■ **WHAT IS EXPECTED**
All of the data is to be set down again without any alteration.

■ **MATERIAL FOR THIS TASK**
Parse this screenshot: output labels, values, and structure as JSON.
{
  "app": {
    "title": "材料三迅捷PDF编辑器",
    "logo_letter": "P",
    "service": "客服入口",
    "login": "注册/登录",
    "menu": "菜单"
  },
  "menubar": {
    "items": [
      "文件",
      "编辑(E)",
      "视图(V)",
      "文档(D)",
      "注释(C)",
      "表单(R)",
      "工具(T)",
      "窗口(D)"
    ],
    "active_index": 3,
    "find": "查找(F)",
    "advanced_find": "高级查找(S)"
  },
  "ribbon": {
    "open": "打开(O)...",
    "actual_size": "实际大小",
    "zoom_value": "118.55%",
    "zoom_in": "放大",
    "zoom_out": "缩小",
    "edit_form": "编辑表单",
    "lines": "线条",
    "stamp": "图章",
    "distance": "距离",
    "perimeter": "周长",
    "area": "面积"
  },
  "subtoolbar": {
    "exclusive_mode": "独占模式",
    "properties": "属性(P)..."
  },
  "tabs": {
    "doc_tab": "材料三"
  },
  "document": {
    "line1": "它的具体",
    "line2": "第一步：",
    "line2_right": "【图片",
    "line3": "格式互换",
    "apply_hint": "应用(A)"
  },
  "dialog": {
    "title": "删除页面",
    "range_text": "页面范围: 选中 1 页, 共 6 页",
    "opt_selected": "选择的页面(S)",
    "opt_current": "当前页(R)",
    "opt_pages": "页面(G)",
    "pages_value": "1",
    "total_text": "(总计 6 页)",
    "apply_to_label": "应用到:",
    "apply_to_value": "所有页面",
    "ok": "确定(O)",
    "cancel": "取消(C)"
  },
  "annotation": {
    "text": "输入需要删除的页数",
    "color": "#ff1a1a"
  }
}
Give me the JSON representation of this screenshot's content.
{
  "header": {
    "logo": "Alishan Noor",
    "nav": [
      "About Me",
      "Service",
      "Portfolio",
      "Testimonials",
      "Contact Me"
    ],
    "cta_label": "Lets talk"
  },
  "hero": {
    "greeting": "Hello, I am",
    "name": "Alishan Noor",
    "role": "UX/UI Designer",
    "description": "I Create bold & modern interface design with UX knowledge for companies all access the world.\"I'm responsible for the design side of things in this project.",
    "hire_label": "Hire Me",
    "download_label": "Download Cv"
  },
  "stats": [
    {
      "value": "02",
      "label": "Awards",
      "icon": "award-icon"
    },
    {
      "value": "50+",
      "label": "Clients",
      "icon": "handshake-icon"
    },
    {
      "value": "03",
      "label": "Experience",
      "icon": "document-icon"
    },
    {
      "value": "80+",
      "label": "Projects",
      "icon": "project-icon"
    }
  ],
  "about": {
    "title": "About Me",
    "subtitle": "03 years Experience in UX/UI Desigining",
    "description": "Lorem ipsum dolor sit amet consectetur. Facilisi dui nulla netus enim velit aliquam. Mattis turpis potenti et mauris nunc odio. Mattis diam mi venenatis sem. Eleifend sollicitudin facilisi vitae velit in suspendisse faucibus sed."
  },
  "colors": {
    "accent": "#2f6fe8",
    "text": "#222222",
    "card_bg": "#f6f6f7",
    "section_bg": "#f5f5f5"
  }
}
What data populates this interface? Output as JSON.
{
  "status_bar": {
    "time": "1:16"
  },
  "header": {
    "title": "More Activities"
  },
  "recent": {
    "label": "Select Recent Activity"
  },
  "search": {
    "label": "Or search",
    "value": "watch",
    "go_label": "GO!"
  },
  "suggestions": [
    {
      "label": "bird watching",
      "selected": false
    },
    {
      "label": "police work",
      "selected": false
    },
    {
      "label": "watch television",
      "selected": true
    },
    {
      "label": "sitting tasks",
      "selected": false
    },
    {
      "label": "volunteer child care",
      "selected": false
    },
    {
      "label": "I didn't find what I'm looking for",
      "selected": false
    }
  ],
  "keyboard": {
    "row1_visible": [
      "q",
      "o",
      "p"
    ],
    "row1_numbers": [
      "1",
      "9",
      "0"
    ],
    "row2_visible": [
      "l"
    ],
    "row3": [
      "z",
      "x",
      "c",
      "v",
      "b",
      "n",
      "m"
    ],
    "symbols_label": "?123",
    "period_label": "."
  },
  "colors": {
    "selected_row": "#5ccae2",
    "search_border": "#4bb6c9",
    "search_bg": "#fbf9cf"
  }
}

■ **THE COMPLETED TASK**
Parse this screenshot: output labels, values, and structure as JSON.
{
  "app": {
    "title": "材料三迅捷PDF编辑器",
    "logo_letter": "P",
    "service": "客服入口",
    "login": "注册/登录",
    "menu": "菜单"
  },
  "menubar": {
    "items": [
      "文件",
      "编辑(E)",
      "视图(V)",
      "文档(D)",
      "注释(C)",
      "表单(R)",
      "工具(T)",
      "窗口(D)"
    ],
    "active_index": 3,
    "find": "查找(F)",
    "advanced_find": "高级查找(S)"
  },
  "ribbon": {
    "open": "打开(O)...",
    "actual_size": "实际大小",
    "zoom_value": "118.55%",
    "zoom_in": "放大",
    "zoom_out": "缩小",
    "edit_form": "编辑表单",
    "lines": "线条",
    "stamp": "图章",
    "distance": "距离",
    "perimeter": "周长",
    "area": "面积"
  },
  "subtoolbar": {
    "exclusive_mode": "独占模式",
    "properties": "属性(P)..."
  },
  "tabs": {
    "doc_tab": "材料三"
  },
  "document": {
    "line1": "它的具体",
    "line2": "第一步：",
    "line2_right": "【图片",
    "line3": "格式互换",
    "apply_hint": "应用(A)"
  },
  "dialog": {
    "title": "删除页面",
    "range_text": "页面范围: 选中 1 页, 共 6 页",
    "opt_selected": "选择的页面(S)",
    "opt_current": "当前页(R)",
    "opt_pages": "页面(G)",
    "pages_value": "1",
    "total_text": "(总计 6 页)",
    "apply_to_label": "应用到:",
    "apply_to_value": "所有页面",
    "ok": "确定(O)",
    "cancel": "取消(C)"
  },
  "annotation": {
    "text": "输入需要删除的页数",
    "color": "#ff1a1a"
  }
}
Give me the JSON representation of this screenshot's content.
{
  "header": {
    "logo": "Alishan Noor",
    "nav": [
      "About Me",
      "Service",
      "Portfolio",
      "Testimonials",
      "Contact Me"
    ],
    "cta_label": "Lets talk"
  },
  "hero": {
    "greeting": "Hello, I am",
    "name": "Alishan Noor",
    "role": "UX/UI Designer",
    "description": "I Create bold & modern interface design with UX knowledge for companies all access the world.\"I'm responsible for the design side of things in this project.",
    "hire_label": "Hire Me",
    "download_label": "Download Cv"
  },
  "stats": [
    {
      "value": "02",
      "label": "Awards",
      "icon": "award-icon"
    },
    {
      "value": "50+",
      "label": "Clients",
      "icon": "handshake-icon"
    },
    {
      "value": "03",
      "label": "Experience",
      "icon": "document-icon"
    },
    {
      "value": "80+",
      "label": "Projects",
      "icon": "project-icon"
    }
  ],
  "about": {
    "title": "About Me",
    "subtitle": "03 years Experience in UX/UI Desigining",
    "description": "Lorem ipsum dolor sit amet consectetur. Facilisi dui nulla netus enim velit aliquam. Mattis turpis potenti et mauris nunc odio. Mattis diam mi venenatis sem. Eleifend sollicitudin facilisi vitae velit in suspendisse faucibus sed."
  },
  "colors": {
    "accent": "#2f6fe8",
    "text": "#222222",
    "card_bg": "#f6f6f7",
    "section_bg": "#f5f5f5"
  }
}
What data populates this interface? Output as JSON.
{
  "status_bar": {
    "time": "1:16"
  },
  "header": {
    "title": "More Activities"
  },
  "recent": {
    "label": "Select Recent Activity"
  },
  "search": {
    "label": "Or search",
    "value": "watch",
    "go_label": "GO!"
  },
  "suggestions": [
    {
      "label": "bird watching",
      "selected": false
    },
    {
      "label": "police work",
      "selected": false
    },
    {
      "label": "watch television",
      "selected": true
    },
    {
      "label": "sitting tasks",
      "selected": false
    },
    {
      "label": "volunteer child care",
      "selected": false
    },
    {
      "label": "I didn't find what I'm looking for",
      "selected": false
    }
  ],
  "keyboard": {
    "row1_visible": [
      "q",
      "o",
      "p"
    ],
    "row1_numbers": [
      "1",
      "9",
      "0"
    ],
    "row2_visible": [
      "l"
    ],
    "row3": [
      "z",
      "x",
      "c",
      "v",
      "b",
      "n",
      "m"
    ],
    "symbols_label": "?123",
    "period_label": "."
  },
  "colors": {
    "selected_row": "#5ccae2",
    "search_border": "#4bb6c9",
    "search_bg": "#fbf9cf"
  }
}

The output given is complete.